A fast-charging tropical storm strengthened into a hurricane Friday as it moved toward Louisiana and other Gulf Coast states, threatening to strike the region on the anniversary of Hurricane Katrina this weekend.
Ida, the ninth named storm of the 2021 Atlantic hurricane season, is expected to produce life-threatening storm surges, dangerous winds and rainfall accumulations of up to 20 inches from southeast Louisiana to coastal Mississippi and Alabama.

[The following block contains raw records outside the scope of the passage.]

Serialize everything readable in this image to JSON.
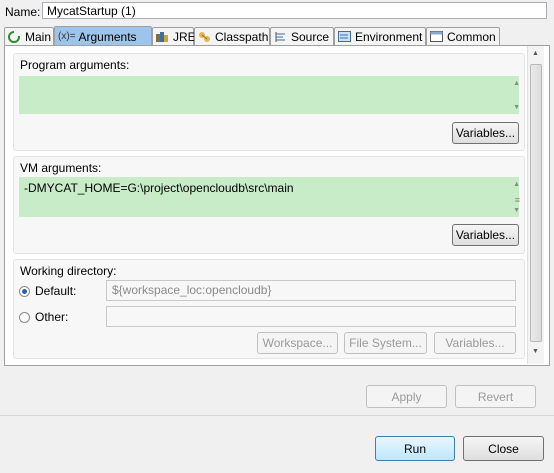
{
  "name_field": {
    "label": "Name:",
    "value": "MycatStartup (1)"
  },
  "tabs": [
    {
      "label": "Main",
      "icon": "main-tab-icon",
      "active": false
    },
    {
      "label": "Arguments",
      "icon": "variable-icon",
      "icon_text": "(x)=",
      "active": true
    },
    {
      "label": "JRE",
      "icon": "jre-library-icon",
      "active": false
    },
    {
      "label": "Classpath",
      "icon": "classpath-icon",
      "active": false
    },
    {
      "label": "Source",
      "icon": "source-icon",
      "active": false
    },
    {
      "label": "Environment",
      "icon": "environment-icon",
      "active": false
    },
    {
      "label": "Common",
      "icon": "common-icon",
      "active": false
    }
  ],
  "program_arguments": {
    "label": "Program arguments:",
    "value": "",
    "variables_button": "Variables..."
  },
  "vm_arguments": {
    "label": "VM arguments:",
    "value": "-DMYCAT_HOME=G:\\project\\opencloudb\\src\\main",
    "variables_button": "Variables..."
  },
  "working_directory": {
    "label": "Working directory:",
    "default_label": "Default:",
    "default_value": "${workspace_loc:opencloudb}",
    "other_label": "Other:",
    "other_value": "",
    "selected": "default",
    "buttons": {
      "workspace": "Workspace...",
      "file_system": "File System...",
      "variables": "Variables..."
    }
  },
  "actions": {
    "apply": "Apply",
    "revert": "Revert"
  },
  "dialog": {
    "run": "Run",
    "close": "Close"
  },
  "colors": {
    "active_tab": "#9dc4ea",
    "textarea_bg": "#c8ecc8",
    "run_border": "#3c7fb1"
  }
}
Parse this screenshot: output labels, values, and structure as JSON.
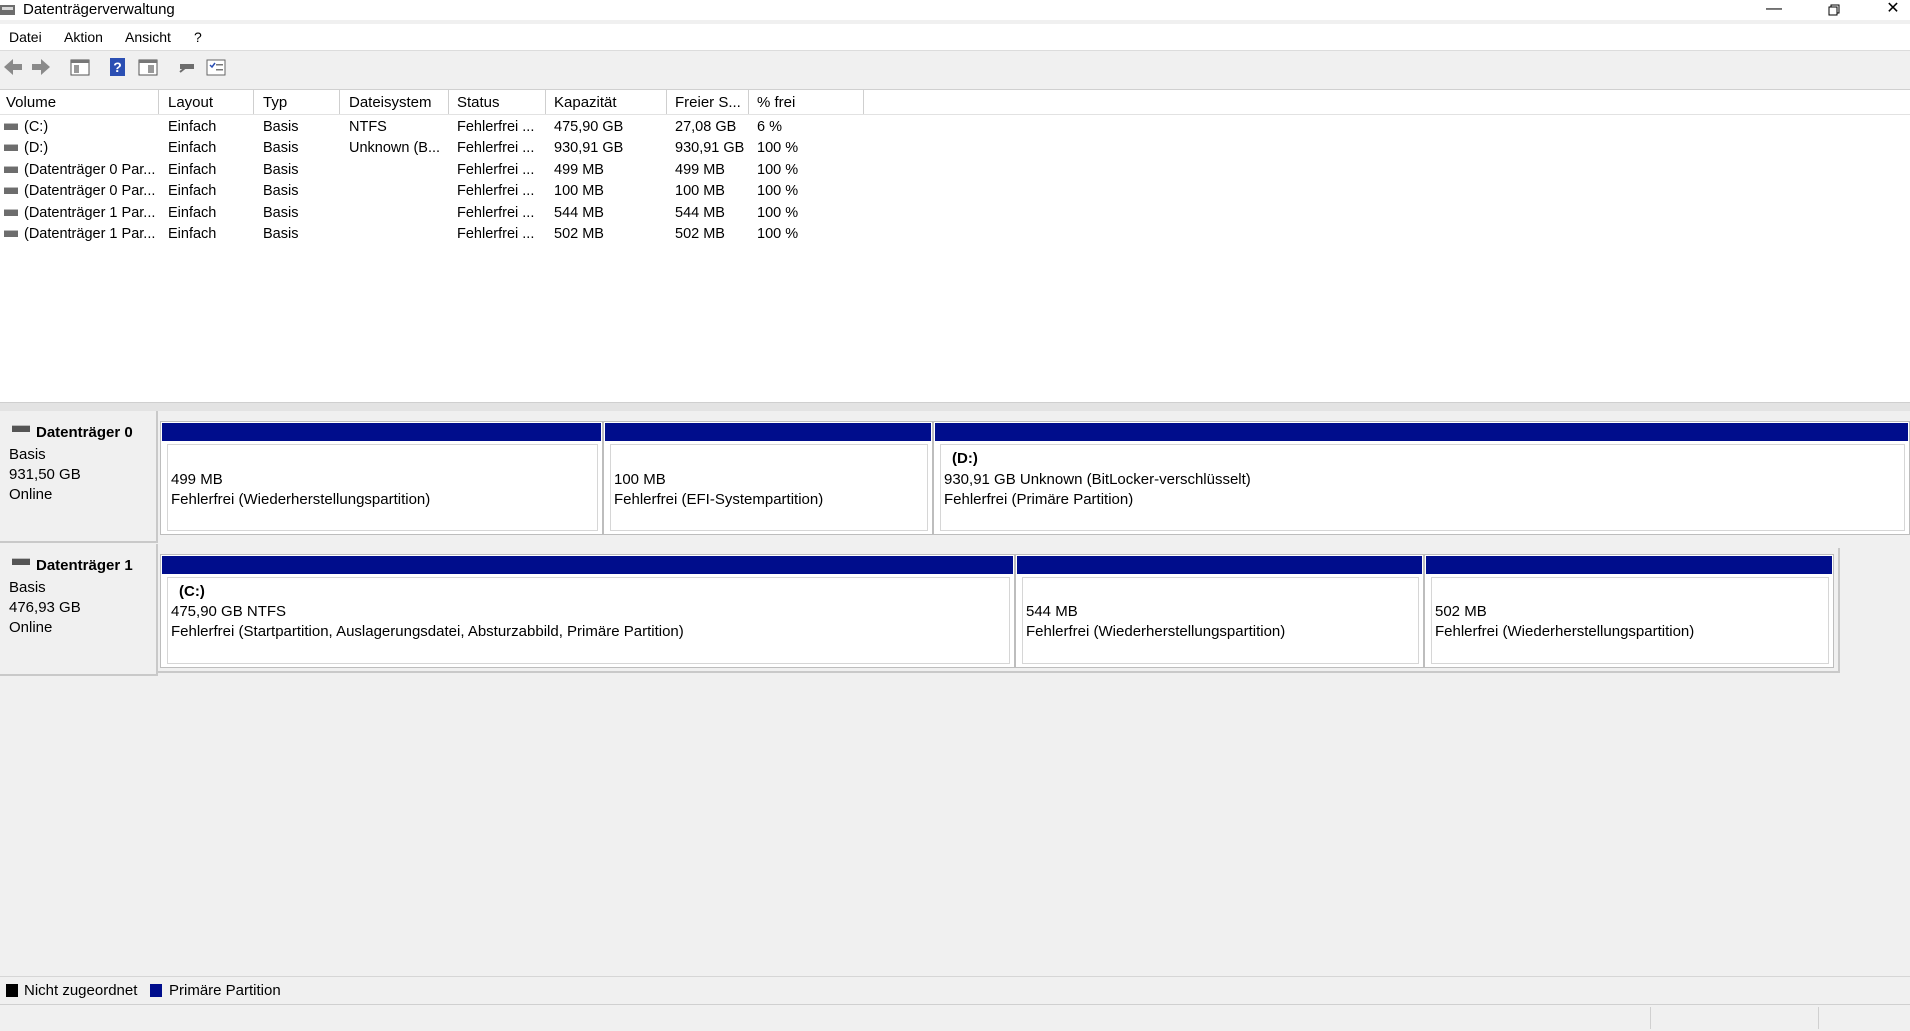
{
  "window": {
    "title": "Datenträgerverwaltung"
  },
  "menu": [
    "Datei",
    "Aktion",
    "Ansicht",
    "?"
  ],
  "toolbar": {
    "icons": [
      "back-arrow-icon",
      "forward-arrow-icon",
      "show-hide-console-tree-icon",
      "help-icon",
      "properties-icon",
      "connect-icon",
      "view-settings-icon"
    ]
  },
  "volumes": {
    "columns": [
      "Volume",
      "Layout",
      "Typ",
      "Dateisystem",
      "Status",
      "Kapazität",
      "Freier S...",
      "% frei"
    ],
    "rows": [
      [
        "(C:)",
        "Einfach",
        "Basis",
        "NTFS",
        "Fehlerfrei ...",
        "475,90 GB",
        "27,08 GB",
        "6 %"
      ],
      [
        "(D:)",
        "Einfach",
        "Basis",
        "Unknown (B...",
        "Fehlerfrei ...",
        "930,91 GB",
        "930,91 GB",
        "100 %"
      ],
      [
        "(Datenträger 0 Par...",
        "Einfach",
        "Basis",
        "",
        "Fehlerfrei ...",
        "499 MB",
        "499 MB",
        "100 %"
      ],
      [
        "(Datenträger 0 Par...",
        "Einfach",
        "Basis",
        "",
        "Fehlerfrei ...",
        "100 MB",
        "100 MB",
        "100 %"
      ],
      [
        "(Datenträger 1 Par...",
        "Einfach",
        "Basis",
        "",
        "Fehlerfrei ...",
        "544 MB",
        "544 MB",
        "100 %"
      ],
      [
        "(Datenträger 1 Par...",
        "Einfach",
        "Basis",
        "",
        "Fehlerfrei ...",
        "502 MB",
        "502 MB",
        "100 %"
      ]
    ]
  },
  "disks": [
    {
      "name": "Datenträger 0",
      "type": "Basis",
      "size": "931,50 GB",
      "state": "Online",
      "partitions": [
        {
          "title": "",
          "size": "499 MB",
          "status": "Fehlerfrei (Wiederherstellungspartition)"
        },
        {
          "title": "",
          "size": "100 MB",
          "status": "Fehlerfrei (EFI-Systempartition)"
        },
        {
          "title": "(D:)",
          "size": "930,91 GB Unknown (BitLocker-verschlüsselt)",
          "status": "Fehlerfrei (Primäre Partition)"
        }
      ]
    },
    {
      "name": "Datenträger 1",
      "type": "Basis",
      "size": "476,93 GB",
      "state": "Online",
      "partitions": [
        {
          "title": "(C:)",
          "size": "475,90 GB NTFS",
          "status": "Fehlerfrei (Startpartition, Auslagerungsdatei, Absturzabbild, Primäre Partition)"
        },
        {
          "title": "",
          "size": "544 MB",
          "status": "Fehlerfrei (Wiederherstellungspartition)"
        },
        {
          "title": "",
          "size": "502 MB",
          "status": "Fehlerfrei (Wiederherstellungspartition)"
        }
      ]
    }
  ],
  "legend": [
    {
      "label": "Nicht zugeordnet",
      "color": "#000000"
    },
    {
      "label": "Primäre Partition",
      "color": "#000d8c"
    }
  ],
  "colors": {
    "partition_bar": "#000d8c",
    "unallocated": "#000000"
  }
}
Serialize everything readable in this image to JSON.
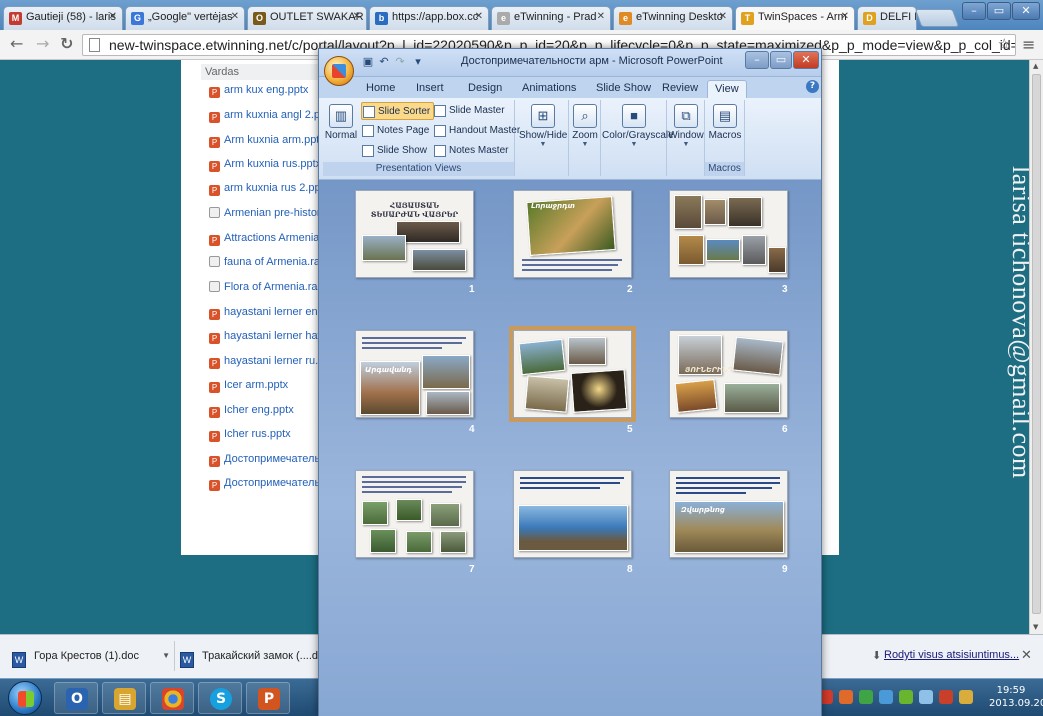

A hurricane watch is in effect for parts of those three states, including the New Orleans metro area.
“We do have a major storm heading our way,” Cantrell told reporters at a news conference as she urged residents to start preparing.
“Landfall is expected sometime on Sunday,” she said. “This is the time to take action.”
As of Friday afternoon, Ida was packing winds of up to 75 mph as it passed by Cuba’s Isle of Youth, Jamaica and the Cayman Islands, all of which faced the threat of heavy rains, flash floods and deadly mudslides, according to the National Hurricane Center.
The storm is forecast to become even stronger, possibly turning into a Category 3 hurricane, when it makes landfall somewhere in or near Louisiana on Sunday — 16 years to the day since Katrina hit Louisiana and Mississippi, ultimately killing more than 1,800 people in what turned out to be the costliest storm in U.S. history.
Louisiana Gov. John Bel Edwards has declared a state of emergency ahead of Ida’s arrival.
“Unfortunately, all of Louisiana’s coastline is currently in the forecast cone” for Hurricane Ida, Edwards said in his emergency declaration.
“Now is the time for people to finalize their emergency game plan, which should take into account the ongoing COVID-19 pandemic,” he said. “This type of threat contains additional problems because the window to prepare is so short. By Saturday evening, everyone should be in the location where they intend to ride out the storm.”
Meteorologists warned that Ida could become a major hurricane, meaning winds would reach at least 111 mph, by the time it strikes the Gulf Coast states. That’s partly because the water in the Gulf of Mexico is “incredibly warm,” helping the storm “intensify significantly” before making landfall, NHC Director Ken Graham said in a video briefing Friday.
“It’s a dangerous system,” Graham said.
“You’ve got two days to get ready. Listen to those local officials if they’re telling you to get out of some of these areas because of that storm surge. Definitely listen to them,” he said.
“Everybody in Louisiana and along the coast needs to prepare for a hurricane that could come as early as late Sunday, potentially on Monday, and it could be a major hurricane. It’s time to prepare now,” Edwards said at a news conference.
The NHC has also issued a tropical storm watch for the Mississippi-Alabama border and the Alabama-Florida state line, with the latter also under a storm surge watch.